“Every one of skaters that step onto the track is a critical piece of our strategy puzzle, and thus [new fans] should be watching the overall cogs that make up the Maelstrom machine.”
If you love Vikings and want to pick up merch, get info on upcoming clinics, or just to follow their season, you should definitely check out their Facebook page. Also, Mass Maelstrom has some wicked rewards going on right now on the MAELSTROM GOFUNDME so … Go Fund Them!! And make sure you tune into WFTDA.tv all weekend to watch the 2014 MRDA Championships. Thank you to Tyler Shaw and Hispanic Attack for the photos used in this article.
As a side note, Richard Gaudet would like you all to know that:
I hear this all the time as a health coach with Derbalife. It’s what we do. We help people ‘get better’ at roller derby. I spend a lot of time thinking and researching what that really means to each individual person who contacts me. A 200lb female is going to have different challenges than a 135lb male in the sport.
I’m going to do a series of blogs about how to “get better at roller derby” off the track, and I’m going to do my best to include science (or at least link science articles for you to read up on and try and translate the jargon).
Training for any sport is not simple. If you decide to compete in a marathon, you may think, “Oh, I’ll just run!” but there are different philosophies, different styles of running, different techniques to prepare for the marathon.
With contact sports, you must train your long endurance, short endurance, capacity for large muscle power, stability and strength in tiny ligaments and minor muscle groups, coordination, sensory reaction, mental power and cognitive understand, and the recovery time from constant impact. “Oh, is that all, Khaos?” No, it is not all. Within each individual piece are an infinite number or focuses you can take. So I like focusing on a few things at a time.
Themes of upcoming blogs:
Can’t Knock Me Down (Balance and Core Strength)
Big Power (Power lifting and large muscle group leg strength)
Feet like Hands (Busting power, acceleration, and agility)
Hands like Feet (Training and using your upper body)
Skittles Don’t Count (Pre- and Post-Workout Nutrition)
The Forrest Gump of Roller Derby (Long endurance training)
So I Had a Bad Practice (Mental recovery and forgiveness)
If Only I Had Better Wheels (Overcoming fear and mental blocks in training)
Wait it’s that Thing! (Mental understanding of the game and translation to muscle movement)
The Mighty Ducks Approach (How to prep your body for impact)
Again! Again! (How to train multiple times a day safely)
Gallons and Gallons (Hydration and the importance of water to the body)
Micro and Macro and Phyto, Oh My! (Nutrients, Minerals and more)
If you have any other themes that you’d like to see me research and write about, please do comment and let me know! Also, if anyone would like to see these turned into Rollercon classes or seminars – let me know if I should submit. I’m always looking for cool things to teach that are inspired by blogs. I figured I’d list them out here so that I know what I’m writing about in the upcoming weeks! I need to plan out and put it out there, otherwise I lose focus sometimes.

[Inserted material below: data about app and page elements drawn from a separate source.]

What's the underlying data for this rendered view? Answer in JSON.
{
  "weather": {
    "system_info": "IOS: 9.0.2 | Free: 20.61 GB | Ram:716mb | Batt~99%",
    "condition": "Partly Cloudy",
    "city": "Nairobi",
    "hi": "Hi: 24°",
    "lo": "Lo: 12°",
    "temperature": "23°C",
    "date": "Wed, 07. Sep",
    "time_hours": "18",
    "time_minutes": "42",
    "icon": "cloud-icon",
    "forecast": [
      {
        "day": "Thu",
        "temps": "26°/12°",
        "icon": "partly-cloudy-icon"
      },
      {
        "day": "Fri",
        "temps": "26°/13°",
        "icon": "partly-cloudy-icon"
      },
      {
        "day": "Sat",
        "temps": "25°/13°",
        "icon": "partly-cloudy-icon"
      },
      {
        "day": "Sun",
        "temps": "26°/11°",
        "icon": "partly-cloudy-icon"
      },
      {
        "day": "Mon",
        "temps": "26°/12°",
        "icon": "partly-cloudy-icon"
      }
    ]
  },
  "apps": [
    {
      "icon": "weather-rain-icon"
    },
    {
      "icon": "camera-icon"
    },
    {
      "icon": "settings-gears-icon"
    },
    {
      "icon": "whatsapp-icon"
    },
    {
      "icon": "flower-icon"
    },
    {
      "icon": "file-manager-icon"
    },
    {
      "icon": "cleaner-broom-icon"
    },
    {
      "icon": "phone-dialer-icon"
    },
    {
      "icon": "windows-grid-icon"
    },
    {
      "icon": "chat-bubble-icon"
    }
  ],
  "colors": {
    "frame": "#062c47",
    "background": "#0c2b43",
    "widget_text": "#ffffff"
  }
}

Remember, every person has different thoughts, opinions, and techniques for training and improving. I hope to offer up some information from within the community of roller derby. The information will be useful for many sport disciplines, but hopefully these blogs will help us all get a little more awesome in upcoming months.